### Work required
Line by line, copy out the data that follows.

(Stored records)
- - -
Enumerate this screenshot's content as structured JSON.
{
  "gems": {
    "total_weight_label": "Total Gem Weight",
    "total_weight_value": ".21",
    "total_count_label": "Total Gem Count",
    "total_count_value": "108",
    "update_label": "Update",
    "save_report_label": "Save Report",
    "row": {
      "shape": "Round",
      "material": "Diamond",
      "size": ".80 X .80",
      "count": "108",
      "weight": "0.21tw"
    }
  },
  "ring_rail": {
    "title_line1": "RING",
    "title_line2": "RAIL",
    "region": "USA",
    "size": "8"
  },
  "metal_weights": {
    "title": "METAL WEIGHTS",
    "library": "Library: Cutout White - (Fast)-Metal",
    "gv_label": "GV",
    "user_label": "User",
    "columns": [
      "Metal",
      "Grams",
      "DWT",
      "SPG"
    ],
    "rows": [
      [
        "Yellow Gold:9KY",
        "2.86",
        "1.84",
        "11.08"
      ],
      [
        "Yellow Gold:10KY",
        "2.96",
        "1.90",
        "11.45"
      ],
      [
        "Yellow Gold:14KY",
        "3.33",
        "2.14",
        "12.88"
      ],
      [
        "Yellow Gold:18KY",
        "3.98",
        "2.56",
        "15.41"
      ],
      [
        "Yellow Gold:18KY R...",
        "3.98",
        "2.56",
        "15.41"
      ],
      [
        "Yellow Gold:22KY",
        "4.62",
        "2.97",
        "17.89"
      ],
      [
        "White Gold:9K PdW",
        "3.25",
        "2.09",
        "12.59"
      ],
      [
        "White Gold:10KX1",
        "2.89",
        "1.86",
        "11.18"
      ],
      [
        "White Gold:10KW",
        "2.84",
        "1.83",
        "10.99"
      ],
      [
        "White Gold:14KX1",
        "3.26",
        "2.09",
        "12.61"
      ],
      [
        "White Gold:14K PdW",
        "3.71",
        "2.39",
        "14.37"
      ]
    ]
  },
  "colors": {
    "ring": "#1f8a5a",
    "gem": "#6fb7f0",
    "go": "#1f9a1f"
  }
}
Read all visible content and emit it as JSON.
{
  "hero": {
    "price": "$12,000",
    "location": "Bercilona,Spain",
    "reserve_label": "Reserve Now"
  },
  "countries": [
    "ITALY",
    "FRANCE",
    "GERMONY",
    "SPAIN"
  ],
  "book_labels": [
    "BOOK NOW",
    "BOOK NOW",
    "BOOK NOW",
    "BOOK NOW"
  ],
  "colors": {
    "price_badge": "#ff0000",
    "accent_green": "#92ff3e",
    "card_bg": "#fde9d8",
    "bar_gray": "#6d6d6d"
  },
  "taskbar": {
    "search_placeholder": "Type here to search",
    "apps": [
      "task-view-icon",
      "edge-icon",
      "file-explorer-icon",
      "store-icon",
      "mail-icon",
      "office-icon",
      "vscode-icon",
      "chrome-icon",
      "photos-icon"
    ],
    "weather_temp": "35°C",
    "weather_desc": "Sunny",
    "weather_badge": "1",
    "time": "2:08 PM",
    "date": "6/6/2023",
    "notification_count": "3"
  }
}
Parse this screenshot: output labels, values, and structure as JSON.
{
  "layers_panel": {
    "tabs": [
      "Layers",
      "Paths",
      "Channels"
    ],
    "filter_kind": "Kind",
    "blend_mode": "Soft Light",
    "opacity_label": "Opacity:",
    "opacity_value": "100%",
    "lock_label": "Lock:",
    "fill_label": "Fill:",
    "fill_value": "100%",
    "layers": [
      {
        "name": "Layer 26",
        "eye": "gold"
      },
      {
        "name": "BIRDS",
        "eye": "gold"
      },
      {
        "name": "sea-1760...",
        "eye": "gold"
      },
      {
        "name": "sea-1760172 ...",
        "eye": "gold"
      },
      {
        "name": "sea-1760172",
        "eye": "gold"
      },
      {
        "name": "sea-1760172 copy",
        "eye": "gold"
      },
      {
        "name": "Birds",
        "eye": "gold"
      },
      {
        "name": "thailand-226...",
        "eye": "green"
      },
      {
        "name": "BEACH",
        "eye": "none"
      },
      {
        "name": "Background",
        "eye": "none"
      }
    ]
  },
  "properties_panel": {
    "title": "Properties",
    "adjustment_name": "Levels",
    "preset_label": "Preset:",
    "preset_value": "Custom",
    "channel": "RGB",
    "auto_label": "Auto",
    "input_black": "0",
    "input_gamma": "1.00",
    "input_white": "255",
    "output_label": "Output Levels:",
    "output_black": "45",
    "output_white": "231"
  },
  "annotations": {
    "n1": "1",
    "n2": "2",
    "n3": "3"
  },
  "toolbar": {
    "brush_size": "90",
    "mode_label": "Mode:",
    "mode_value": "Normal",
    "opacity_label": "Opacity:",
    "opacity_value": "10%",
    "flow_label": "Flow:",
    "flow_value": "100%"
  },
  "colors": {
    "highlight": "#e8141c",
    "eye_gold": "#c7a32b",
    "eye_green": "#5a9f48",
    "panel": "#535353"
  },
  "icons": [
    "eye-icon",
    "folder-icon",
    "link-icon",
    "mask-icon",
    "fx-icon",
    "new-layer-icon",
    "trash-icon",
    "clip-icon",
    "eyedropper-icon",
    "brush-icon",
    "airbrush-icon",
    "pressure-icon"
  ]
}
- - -
### Response box
Enumerate this screenshot's content as structured JSON.
{
  "gems": {
    "total_weight_label": "Total Gem Weight",
    "total_weight_value": ".21",
    "total_count_label": "Total Gem Count",
    "total_count_value": "108",
    "update_label": "Update",
    "save_report_label": "Save Report",
    "row": {
      "shape": "Round",
      "material": "Diamond",
      "size": ".80 X .80",
      "count": "108",
      "weight": "0.21tw"
    }
  },
  "ring_rail": {
    "title_line1": "RING",
    "title_line2": "RAIL",
    "region": "USA",
    "size": "8"
  },
  "metal_weights": {
    "title": "METAL WEIGHTS",
    "library": "Library: Cutout White - (Fast)-Metal",
    "gv_label": "GV",
    "user_label": "User",
    "columns": [
      "Metal",
      "Grams",
      "DWT",
      "SPG"
    ],
    "rows": [
      [
        "Yellow Gold:9KY",
        "2.86",
        "1.84",
        "11.08"
      ],
      [
        "Yellow Gold:10KY",
        "2.96",
        "1.90",
        "11.45"
      ],
      [
        "Yellow Gold:14KY",
        "3.33",
        "2.14",
        "12.88"
      ],
      [
        "Yellow Gold:18KY",
        "3.98",
        "2.56",
        "15.41"
      ],
      [
        "Yellow Gold:18KY R...",
        "3.98",
        "2.56",
        "15.41"
      ],
      [
        "Yellow Gold:22KY",
        "4.62",
        "2.97",
        "17.89"
      ],
      [
        "White Gold:9K PdW",
        "3.25",
        "2.09",
        "12.59"
      ],
      [
        "White Gold:10KX1",
        "2.89",
        "1.86",
        "11.18"
      ],
      [
        "White Gold:10KW",
        "2.84",
        "1.83",
        "10.99"
      ],
      [
        "White Gold:14KX1",
        "3.26",
        "2.09",
        "12.61"
      ],
      [
        "White Gold:14K PdW",
        "3.71",
        "2.39",
        "14.37"
      ]
    ]
  },
  "colors": {
    "ring": "#1f8a5a",
    "gem": "#6fb7f0",
    "go": "#1f9a1f"
  }
}
Read all visible content and emit it as JSON.
{
  "hero": {
    "price": "$12,000",
    "location": "Bercilona,Spain",
    "reserve_label": "Reserve Now"
  },
  "countries": [
    "ITALY",
    "FRANCE",
    "GERMONY",
    "SPAIN"
  ],
  "book_labels": [
    "BOOK NOW",
    "BOOK NOW",
    "BOOK NOW",
    "BOOK NOW"
  ],
  "colors": {
    "price_badge": "#ff0000",
    "accent_green": "#92ff3e",
    "card_bg": "#fde9d8",
    "bar_gray": "#6d6d6d"
  },
  "taskbar": {
    "search_placeholder": "Type here to search",
    "apps": [
      "task-view-icon",
      "edge-icon",
      "file-explorer-icon",
      "store-icon",
      "mail-icon",
      "office-icon",
      "vscode-icon",
      "chrome-icon",
      "photos-icon"
    ],
    "weather_temp": "35°C",
    "weather_desc": "Sunny",
    "weather_badge": "1",
    "time": "2:08 PM",
    "date": "6/6/2023",
    "notification_count": "3"
  }
}
Parse this screenshot: output labels, values, and structure as JSON.
{
  "layers_panel": {
    "tabs": [
      "Layers",
      "Paths",
      "Channels"
    ],
    "filter_kind": "Kind",
    "blend_mode": "Soft Light",
    "opacity_label": "Opacity:",
    "opacity_value": "100%",
    "lock_label": "Lock:",
    "fill_label": "Fill:",
    "fill_value": "100%",
    "layers": [
      {
        "name": "Layer 26",
        "eye": "gold"
      },
      {
        "name": "BIRDS",
        "eye": "gold"
      },
      {
        "name": "sea-1760...",
        "eye": "gold"
      },
      {
        "name": "sea-1760172 ...",
        "eye": "gold"
      },
      {
        "name": "sea-1760172",
        "eye": "gold"
      },
      {
        "name": "sea-1760172 copy",
        "eye": "gold"
      },
      {
        "name": "Birds",
        "eye": "gold"
      },
      {
        "name": "thailand-226...",
        "eye": "green"
      },
      {
        "name": "BEACH",
        "eye": "none"
      },
      {
        "name": "Background",
        "eye": "none"
      }
    ]
  },
  "properties_panel": {
    "title": "Properties",
    "adjustment_name": "Levels",
    "preset_label": "Preset:",
    "preset_value": "Custom",
    "channel": "RGB",
    "auto_label": "Auto",
    "input_black": "0",
    "input_gamma": "1.00",
    "input_white": "255",
    "output_label": "Output Levels:",
    "output_black": "45",
    "output_white": "231"
  },
  "annotations": {
    "n1": "1",
    "n2": "2",
    "n3": "3"
  },
  "toolbar": {
    "brush_size": "90",
    "mode_label": "Mode:",
    "mode_value": "Normal",
    "opacity_label": "Opacity:",
    "opacity_value": "10%",
    "flow_label": "Flow:",
    "flow_value": "100%"
  },
  "colors": {
    "highlight": "#e8141c",
    "eye_gold": "#c7a32b",
    "eye_green": "#5a9f48",
    "panel": "#535353"
  },
  "icons": [
    "eye-icon",
    "folder-icon",
    "link-icon",
    "mask-icon",
    "fx-icon",
    "new-layer-icon",
    "trash-icon",
    "clip-icon",
    "eyedropper-icon",
    "brush-icon",
    "airbrush-icon",
    "pressure-icon"
  ]
}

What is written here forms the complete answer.